*** Block opens ***
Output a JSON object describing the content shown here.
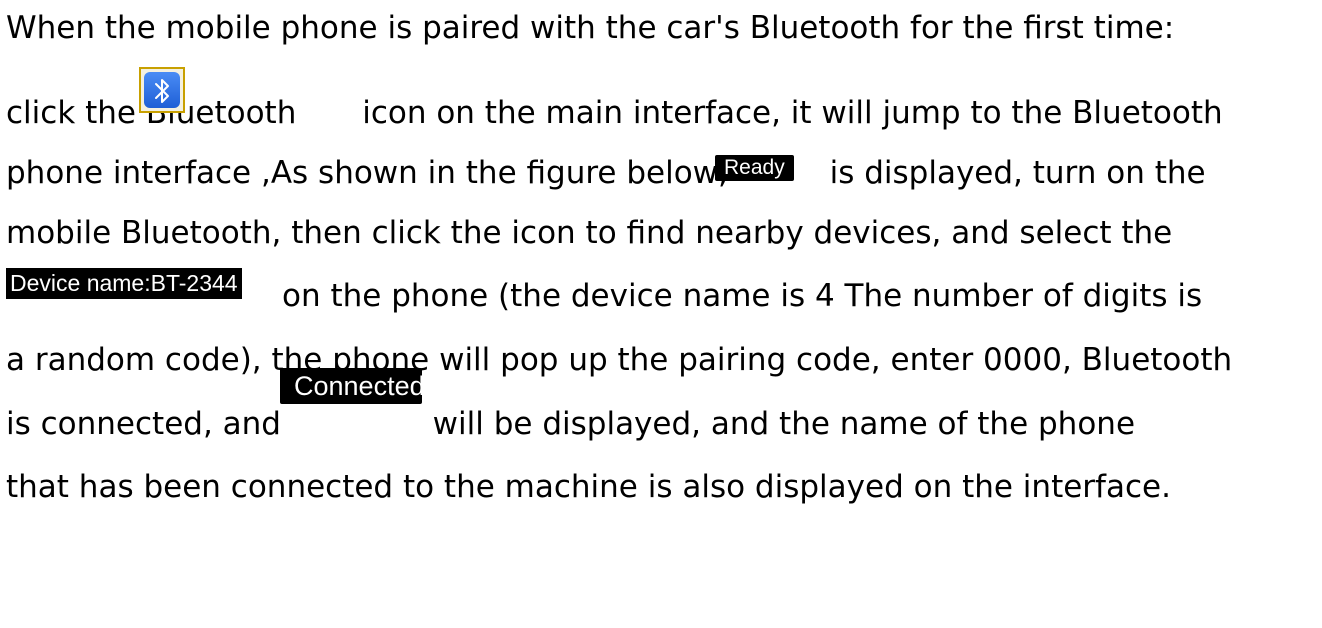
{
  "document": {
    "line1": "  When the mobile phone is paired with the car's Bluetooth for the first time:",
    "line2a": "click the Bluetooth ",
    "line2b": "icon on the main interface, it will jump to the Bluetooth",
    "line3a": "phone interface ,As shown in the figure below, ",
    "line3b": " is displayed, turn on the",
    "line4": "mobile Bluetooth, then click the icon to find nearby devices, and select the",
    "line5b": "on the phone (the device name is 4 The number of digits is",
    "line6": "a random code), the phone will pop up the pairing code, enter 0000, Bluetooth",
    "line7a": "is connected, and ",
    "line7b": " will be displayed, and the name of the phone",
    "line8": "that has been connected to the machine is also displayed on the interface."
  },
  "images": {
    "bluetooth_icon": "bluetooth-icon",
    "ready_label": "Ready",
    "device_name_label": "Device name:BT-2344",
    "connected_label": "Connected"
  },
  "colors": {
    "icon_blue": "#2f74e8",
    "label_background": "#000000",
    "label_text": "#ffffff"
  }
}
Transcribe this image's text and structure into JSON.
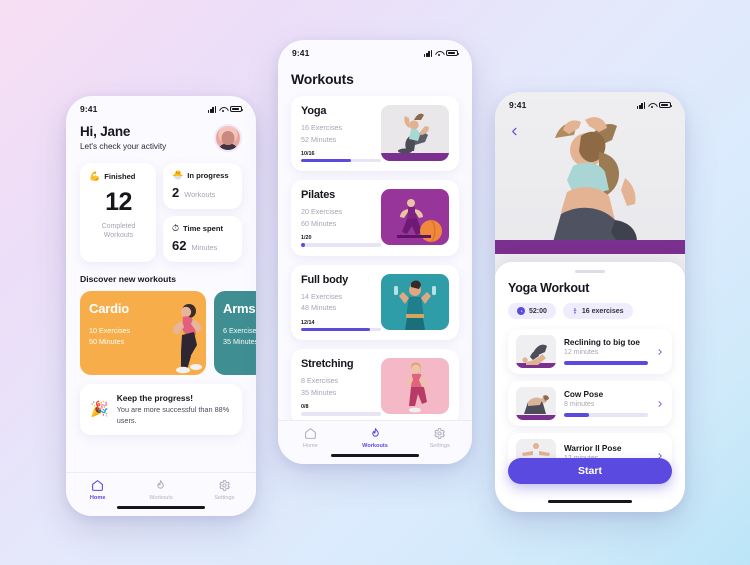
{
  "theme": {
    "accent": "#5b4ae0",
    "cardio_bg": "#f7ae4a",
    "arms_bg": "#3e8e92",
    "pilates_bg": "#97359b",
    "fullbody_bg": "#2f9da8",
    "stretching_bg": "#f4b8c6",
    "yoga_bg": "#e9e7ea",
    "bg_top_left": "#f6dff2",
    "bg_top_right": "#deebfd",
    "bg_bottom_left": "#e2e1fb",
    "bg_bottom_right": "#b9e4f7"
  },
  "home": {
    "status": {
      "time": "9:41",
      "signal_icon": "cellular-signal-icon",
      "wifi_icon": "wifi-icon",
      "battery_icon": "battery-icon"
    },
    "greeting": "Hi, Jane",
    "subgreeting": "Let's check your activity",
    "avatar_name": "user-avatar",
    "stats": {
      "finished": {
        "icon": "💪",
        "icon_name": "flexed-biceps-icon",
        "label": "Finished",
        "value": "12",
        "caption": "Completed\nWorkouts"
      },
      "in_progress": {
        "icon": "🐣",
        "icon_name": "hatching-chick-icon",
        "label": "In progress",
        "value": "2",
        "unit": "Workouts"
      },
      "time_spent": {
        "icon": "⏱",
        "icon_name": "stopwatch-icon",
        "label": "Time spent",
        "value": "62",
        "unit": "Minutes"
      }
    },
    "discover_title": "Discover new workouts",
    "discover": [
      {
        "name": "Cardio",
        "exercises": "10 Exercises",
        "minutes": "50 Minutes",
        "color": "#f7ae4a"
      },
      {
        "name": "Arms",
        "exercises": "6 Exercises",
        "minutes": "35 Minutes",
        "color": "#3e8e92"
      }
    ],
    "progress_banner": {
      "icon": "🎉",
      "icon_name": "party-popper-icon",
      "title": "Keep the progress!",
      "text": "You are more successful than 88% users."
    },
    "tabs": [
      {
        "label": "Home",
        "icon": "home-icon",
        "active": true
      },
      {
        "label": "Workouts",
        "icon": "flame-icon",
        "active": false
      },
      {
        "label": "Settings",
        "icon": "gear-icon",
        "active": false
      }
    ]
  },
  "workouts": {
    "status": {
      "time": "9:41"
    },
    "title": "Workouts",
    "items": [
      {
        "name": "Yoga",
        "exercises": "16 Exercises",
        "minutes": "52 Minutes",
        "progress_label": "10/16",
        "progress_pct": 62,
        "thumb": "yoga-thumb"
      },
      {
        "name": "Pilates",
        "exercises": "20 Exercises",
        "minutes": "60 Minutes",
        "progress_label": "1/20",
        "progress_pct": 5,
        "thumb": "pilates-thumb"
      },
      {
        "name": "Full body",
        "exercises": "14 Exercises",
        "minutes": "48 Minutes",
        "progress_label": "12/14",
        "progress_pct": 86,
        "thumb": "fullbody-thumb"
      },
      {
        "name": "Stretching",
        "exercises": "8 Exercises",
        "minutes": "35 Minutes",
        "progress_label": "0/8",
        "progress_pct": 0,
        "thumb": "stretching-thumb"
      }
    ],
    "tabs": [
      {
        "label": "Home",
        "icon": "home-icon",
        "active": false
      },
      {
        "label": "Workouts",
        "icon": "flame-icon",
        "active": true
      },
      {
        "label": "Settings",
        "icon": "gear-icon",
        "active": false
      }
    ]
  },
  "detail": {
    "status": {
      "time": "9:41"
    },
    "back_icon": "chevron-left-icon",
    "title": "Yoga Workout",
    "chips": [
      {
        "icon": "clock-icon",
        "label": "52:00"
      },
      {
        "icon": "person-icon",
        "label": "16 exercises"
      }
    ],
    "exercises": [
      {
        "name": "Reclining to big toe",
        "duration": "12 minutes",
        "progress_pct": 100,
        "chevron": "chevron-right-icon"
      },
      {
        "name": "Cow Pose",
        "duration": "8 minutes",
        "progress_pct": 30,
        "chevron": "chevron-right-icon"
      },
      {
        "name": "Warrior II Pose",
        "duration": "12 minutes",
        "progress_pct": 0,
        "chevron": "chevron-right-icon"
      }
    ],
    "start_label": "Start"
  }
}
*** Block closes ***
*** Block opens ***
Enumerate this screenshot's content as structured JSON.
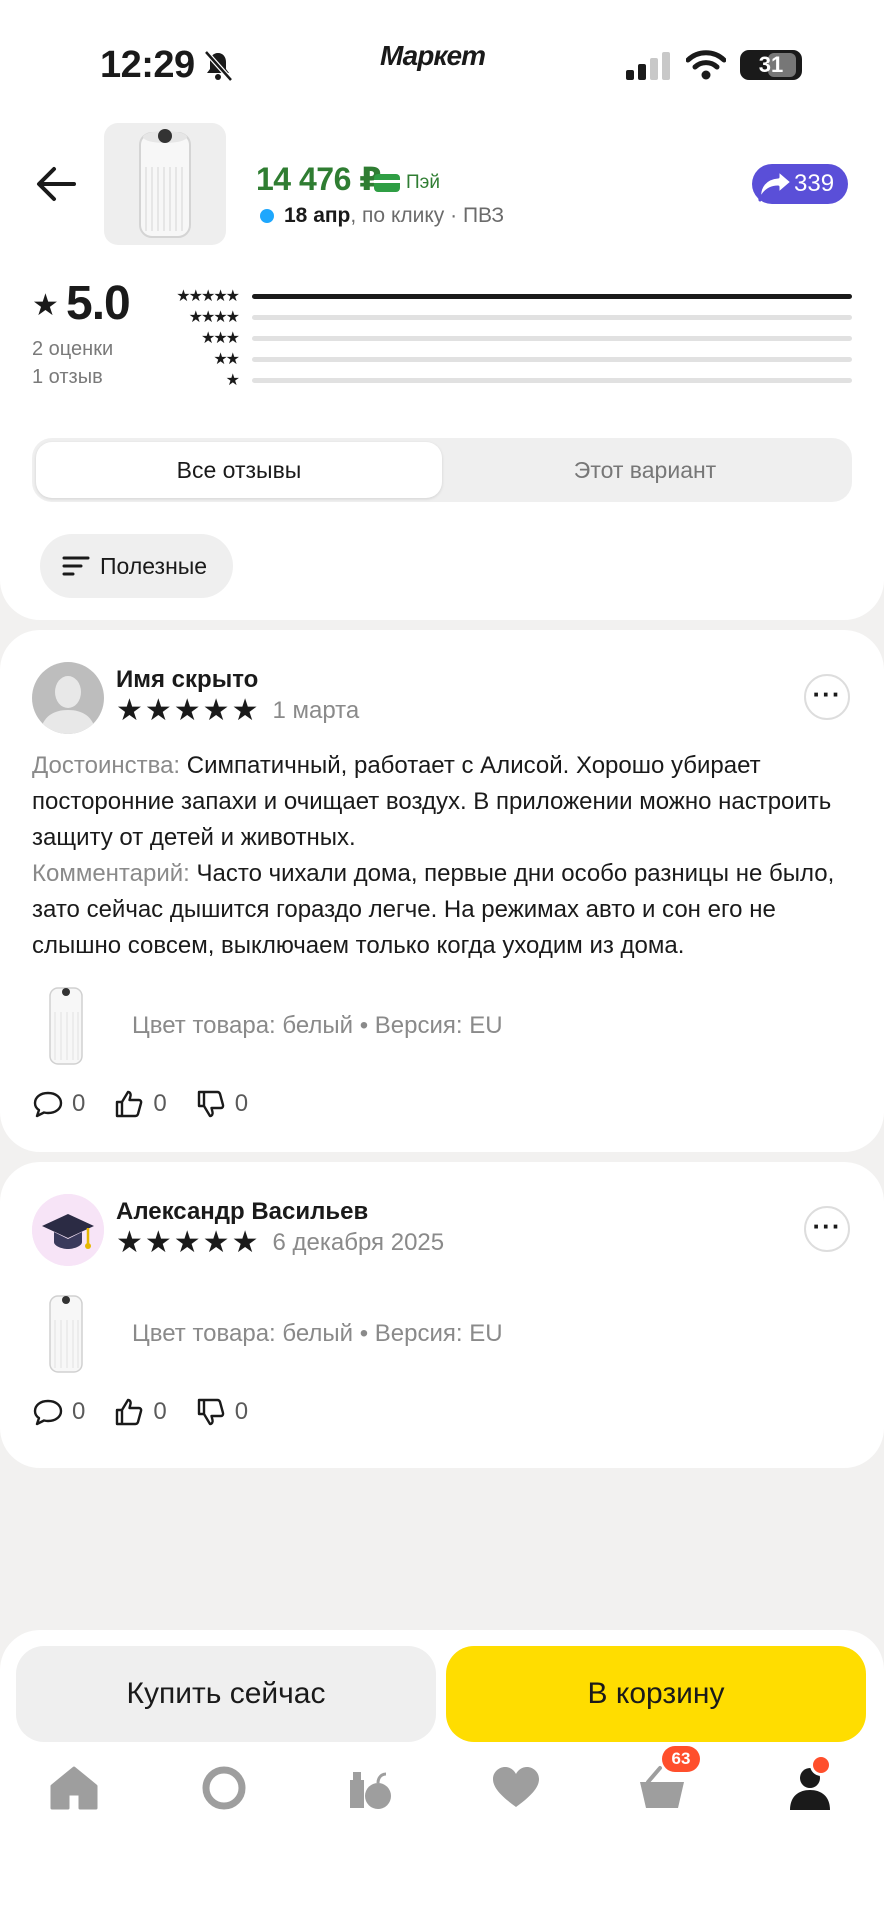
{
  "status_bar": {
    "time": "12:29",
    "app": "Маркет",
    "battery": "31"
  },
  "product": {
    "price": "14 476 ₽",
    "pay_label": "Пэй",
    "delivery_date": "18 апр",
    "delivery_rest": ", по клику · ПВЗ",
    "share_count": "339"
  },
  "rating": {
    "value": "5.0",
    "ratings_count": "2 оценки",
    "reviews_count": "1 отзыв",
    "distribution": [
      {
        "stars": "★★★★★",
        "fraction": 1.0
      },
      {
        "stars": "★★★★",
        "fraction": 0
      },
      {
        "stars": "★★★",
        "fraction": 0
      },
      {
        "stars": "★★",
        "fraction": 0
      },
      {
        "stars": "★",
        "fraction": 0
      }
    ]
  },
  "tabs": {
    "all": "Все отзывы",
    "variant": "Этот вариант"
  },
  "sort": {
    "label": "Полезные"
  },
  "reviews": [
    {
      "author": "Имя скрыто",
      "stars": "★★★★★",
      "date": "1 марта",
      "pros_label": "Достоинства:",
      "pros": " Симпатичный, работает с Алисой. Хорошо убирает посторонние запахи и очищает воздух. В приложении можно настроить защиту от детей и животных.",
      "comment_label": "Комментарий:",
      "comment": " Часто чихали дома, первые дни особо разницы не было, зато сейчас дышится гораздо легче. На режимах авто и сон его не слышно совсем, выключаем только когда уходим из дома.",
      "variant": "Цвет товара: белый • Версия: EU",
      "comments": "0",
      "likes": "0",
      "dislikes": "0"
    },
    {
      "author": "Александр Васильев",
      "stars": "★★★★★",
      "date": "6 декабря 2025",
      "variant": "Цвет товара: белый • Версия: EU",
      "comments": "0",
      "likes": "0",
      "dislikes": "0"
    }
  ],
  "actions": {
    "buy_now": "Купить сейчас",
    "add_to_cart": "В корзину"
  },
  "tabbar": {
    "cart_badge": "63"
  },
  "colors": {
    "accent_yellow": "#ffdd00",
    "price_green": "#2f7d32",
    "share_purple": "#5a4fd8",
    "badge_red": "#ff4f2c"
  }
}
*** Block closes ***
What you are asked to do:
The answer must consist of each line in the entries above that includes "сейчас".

Result:
      "comment": " Часто чихали дома, первые дни особо разницы не было, зато сейчас дышится гораздо легче. На режимах авто и сон его не слышно совсем, выключаем только когда уходим из дома.",
    "buy_now": "Купить сейчас",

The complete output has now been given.